You can read more about this year’s MARC Grant selectees, here.
EPA has selected these organizations to receive funding to address and support the reuse of brownfield sites. EPA anticipates making all the awards announced today once all legal and administrative requirements are satisfied.
EPA’s Brownfields Program began in 1995 and has provided nearly $2.37 billion in Brownfield Grants to assess and clean up contaminated properties and return blighted properties to productive reuse. EPA’s investments in addressing brownfield sites have leveraged more than $36 billion in cleanup and redevelopment. Over the years, the relatively small investment of federal funding has leveraged, from both public and private sources, nearly 260,000 jobs. Communities that previously received Brownfields Grants used these resources to fund assessments and cleanups of brownfields, and successfully leverage an average of 10.6 jobs per $100,000 of EPA Brownfield Grant funds spent and $19.78 for every dollar.
The next National Brownfields Training Conference will be held on August 8-11, 2023, in Detroit, Michigan. Offered every two years, this conference is the largest gathering of stakeholders focused on cleaning up and reusing former commercial and industrial properties. EPA co-sponsors this event with the International City/County Management Association (ICMA).
- For more on Brownfields Grants: https://www.epa.gov/brownfields/types-brownfields-grant-funding

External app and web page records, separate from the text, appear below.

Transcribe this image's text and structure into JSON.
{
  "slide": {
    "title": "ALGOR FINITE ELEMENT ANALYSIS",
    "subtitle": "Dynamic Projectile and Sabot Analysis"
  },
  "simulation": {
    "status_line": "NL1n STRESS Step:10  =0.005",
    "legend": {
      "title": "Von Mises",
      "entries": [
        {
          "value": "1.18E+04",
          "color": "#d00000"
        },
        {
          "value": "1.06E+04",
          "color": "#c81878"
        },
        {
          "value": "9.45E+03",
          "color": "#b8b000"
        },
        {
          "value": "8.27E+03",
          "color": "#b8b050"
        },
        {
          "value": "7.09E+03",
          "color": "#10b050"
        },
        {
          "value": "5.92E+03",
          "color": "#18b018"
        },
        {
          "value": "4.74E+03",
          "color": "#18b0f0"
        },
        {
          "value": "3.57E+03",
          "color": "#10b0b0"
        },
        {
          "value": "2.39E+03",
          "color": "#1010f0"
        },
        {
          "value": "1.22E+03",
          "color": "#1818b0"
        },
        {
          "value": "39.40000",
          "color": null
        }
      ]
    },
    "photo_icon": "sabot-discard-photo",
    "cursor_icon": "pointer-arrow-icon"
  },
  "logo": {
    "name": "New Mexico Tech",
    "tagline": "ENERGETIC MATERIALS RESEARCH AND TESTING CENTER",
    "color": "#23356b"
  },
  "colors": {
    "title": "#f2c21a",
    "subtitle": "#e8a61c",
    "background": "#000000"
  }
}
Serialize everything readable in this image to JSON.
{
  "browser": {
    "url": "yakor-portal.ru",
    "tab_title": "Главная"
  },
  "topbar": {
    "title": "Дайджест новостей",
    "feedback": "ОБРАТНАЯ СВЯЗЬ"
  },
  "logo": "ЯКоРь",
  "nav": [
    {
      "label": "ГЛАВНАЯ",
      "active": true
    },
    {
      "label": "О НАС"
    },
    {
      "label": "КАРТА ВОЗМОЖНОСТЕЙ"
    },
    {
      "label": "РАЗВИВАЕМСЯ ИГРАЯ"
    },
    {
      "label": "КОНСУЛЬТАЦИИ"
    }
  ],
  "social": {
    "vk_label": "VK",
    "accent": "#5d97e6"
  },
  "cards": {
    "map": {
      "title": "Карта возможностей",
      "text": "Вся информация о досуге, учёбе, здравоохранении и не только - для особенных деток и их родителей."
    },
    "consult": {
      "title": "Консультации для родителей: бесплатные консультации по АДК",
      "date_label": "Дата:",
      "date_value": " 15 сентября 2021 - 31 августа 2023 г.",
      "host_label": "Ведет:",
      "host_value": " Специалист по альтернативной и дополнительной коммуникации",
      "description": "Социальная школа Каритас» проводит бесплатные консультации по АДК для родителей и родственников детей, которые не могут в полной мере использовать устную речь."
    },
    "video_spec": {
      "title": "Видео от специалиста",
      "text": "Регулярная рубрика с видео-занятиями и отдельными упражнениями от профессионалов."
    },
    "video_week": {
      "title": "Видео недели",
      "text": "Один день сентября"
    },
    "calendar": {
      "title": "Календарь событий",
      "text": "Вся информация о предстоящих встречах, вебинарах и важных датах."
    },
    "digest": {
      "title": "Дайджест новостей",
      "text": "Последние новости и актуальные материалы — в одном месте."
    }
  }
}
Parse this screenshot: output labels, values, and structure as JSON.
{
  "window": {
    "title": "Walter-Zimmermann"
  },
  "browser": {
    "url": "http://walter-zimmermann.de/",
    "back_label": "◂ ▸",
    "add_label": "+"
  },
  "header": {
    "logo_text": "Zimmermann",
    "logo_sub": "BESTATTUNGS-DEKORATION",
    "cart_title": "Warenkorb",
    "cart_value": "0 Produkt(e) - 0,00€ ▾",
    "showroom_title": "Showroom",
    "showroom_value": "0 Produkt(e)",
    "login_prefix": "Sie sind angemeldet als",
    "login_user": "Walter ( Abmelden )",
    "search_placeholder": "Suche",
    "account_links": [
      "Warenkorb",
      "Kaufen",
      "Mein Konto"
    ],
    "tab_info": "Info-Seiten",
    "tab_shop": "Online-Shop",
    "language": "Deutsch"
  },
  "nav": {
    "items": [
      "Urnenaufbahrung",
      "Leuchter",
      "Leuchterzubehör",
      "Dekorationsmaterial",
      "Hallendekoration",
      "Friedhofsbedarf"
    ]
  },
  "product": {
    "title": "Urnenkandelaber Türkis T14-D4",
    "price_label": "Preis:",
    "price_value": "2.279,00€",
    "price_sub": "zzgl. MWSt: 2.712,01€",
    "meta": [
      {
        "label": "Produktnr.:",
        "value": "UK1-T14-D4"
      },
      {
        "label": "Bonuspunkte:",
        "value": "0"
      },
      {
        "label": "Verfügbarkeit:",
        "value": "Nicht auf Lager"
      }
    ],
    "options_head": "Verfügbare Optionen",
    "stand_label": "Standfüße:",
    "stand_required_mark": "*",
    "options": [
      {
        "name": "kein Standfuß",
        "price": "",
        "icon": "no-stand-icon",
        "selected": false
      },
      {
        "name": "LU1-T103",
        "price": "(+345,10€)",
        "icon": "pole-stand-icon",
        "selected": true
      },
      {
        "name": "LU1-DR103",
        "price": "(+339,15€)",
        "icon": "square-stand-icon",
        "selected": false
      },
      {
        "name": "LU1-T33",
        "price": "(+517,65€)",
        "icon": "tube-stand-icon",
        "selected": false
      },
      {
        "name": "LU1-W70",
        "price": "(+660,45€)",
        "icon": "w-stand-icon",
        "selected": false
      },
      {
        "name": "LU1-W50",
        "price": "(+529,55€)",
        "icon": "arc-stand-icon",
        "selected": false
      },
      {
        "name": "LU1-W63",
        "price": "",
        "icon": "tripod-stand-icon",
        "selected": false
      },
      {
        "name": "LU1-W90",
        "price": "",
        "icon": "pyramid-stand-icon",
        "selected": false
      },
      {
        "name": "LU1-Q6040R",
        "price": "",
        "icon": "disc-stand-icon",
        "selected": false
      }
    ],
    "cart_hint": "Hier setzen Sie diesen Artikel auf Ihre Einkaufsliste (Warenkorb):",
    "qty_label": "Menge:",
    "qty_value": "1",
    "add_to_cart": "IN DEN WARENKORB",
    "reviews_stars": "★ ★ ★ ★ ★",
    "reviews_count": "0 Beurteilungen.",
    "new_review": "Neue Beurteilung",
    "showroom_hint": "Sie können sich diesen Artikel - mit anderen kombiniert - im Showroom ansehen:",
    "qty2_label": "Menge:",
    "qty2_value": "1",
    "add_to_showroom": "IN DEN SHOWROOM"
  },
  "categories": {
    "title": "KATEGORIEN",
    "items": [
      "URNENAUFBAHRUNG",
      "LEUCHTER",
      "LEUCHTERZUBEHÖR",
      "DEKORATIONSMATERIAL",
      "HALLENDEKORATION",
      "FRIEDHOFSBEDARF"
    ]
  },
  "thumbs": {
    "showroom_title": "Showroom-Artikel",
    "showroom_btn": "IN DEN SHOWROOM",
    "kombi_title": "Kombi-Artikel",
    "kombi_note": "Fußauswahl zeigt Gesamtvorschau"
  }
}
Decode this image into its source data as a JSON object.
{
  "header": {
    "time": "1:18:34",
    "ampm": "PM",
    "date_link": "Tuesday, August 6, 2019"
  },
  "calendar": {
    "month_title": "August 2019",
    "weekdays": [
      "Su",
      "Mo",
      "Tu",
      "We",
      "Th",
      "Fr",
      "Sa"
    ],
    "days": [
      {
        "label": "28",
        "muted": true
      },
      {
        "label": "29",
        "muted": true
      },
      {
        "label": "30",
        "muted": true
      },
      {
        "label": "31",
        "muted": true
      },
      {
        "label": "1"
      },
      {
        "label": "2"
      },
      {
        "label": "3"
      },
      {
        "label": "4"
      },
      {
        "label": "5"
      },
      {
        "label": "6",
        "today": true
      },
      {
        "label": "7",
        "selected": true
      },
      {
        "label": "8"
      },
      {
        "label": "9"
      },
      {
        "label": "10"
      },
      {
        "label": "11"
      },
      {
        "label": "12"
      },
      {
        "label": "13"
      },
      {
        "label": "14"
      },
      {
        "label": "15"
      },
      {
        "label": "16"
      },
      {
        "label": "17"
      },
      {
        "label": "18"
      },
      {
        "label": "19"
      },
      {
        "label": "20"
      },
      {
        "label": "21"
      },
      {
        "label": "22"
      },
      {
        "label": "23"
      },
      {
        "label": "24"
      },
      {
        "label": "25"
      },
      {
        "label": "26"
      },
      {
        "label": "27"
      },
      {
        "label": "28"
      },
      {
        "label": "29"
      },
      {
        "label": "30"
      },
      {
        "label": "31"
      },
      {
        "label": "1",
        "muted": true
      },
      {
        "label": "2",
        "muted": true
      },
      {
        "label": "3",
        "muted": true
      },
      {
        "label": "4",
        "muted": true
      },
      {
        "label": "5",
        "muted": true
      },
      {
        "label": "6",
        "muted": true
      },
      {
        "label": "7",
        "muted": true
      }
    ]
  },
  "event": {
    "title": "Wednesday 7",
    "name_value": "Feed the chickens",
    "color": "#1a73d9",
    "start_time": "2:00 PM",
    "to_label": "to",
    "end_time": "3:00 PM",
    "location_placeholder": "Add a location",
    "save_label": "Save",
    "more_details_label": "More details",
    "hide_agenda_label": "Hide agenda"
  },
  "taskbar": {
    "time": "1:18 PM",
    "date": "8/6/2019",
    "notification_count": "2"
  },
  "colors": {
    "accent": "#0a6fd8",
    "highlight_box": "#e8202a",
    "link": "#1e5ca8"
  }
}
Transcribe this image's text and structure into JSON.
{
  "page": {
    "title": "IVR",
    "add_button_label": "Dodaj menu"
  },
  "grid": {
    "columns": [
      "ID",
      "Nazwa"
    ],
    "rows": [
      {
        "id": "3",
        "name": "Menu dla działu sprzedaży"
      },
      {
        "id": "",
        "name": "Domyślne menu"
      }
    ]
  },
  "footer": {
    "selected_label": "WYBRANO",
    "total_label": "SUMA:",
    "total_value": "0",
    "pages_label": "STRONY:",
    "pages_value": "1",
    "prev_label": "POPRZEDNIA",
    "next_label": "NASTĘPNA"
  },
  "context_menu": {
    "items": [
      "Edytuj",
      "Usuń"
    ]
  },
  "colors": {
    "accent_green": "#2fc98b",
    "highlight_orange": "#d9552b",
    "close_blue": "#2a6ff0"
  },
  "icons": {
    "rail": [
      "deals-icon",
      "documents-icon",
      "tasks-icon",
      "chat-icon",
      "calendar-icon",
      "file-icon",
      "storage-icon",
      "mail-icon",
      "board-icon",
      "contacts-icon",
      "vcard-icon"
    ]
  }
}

- For more on EPA’s Brownfields Program: https://www.epa.gov/brownfields